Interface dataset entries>
_ _ _ _
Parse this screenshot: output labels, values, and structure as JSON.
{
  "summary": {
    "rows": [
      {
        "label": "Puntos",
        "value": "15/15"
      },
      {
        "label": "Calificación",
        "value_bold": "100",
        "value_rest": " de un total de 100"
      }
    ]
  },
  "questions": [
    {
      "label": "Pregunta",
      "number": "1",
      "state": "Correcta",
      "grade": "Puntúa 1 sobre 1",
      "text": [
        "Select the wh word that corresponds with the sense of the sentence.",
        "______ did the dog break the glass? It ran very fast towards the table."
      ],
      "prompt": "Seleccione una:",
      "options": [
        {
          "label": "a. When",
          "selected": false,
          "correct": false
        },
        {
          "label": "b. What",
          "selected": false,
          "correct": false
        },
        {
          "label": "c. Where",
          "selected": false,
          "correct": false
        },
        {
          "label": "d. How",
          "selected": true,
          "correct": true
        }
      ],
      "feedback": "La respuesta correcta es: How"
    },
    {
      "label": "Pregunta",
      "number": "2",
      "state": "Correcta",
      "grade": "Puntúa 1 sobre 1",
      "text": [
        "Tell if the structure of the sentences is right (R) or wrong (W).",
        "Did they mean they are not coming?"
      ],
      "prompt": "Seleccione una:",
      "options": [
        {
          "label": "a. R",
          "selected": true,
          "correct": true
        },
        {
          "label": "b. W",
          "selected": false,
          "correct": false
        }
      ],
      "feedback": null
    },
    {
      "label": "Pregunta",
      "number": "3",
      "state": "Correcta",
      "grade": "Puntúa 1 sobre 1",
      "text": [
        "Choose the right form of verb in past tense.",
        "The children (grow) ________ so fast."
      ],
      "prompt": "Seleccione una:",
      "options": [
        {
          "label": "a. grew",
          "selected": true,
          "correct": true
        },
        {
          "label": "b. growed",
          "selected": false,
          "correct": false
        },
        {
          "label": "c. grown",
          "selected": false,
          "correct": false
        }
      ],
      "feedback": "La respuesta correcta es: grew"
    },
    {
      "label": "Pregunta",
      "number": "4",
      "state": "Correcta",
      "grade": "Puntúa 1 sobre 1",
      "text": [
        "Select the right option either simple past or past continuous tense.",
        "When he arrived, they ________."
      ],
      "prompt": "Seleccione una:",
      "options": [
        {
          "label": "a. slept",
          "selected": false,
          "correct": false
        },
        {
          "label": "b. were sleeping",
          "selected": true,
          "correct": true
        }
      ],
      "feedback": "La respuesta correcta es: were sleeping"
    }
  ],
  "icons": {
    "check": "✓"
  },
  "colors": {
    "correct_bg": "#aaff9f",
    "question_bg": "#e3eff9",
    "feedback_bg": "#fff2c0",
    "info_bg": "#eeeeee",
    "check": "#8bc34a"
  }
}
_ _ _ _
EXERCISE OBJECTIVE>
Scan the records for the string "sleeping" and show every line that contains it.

SOLUTION FOR THIS PROBLEM>
          "label": "b. were sleeping",
      "feedback": "La respuesta correcta es: were sleeping"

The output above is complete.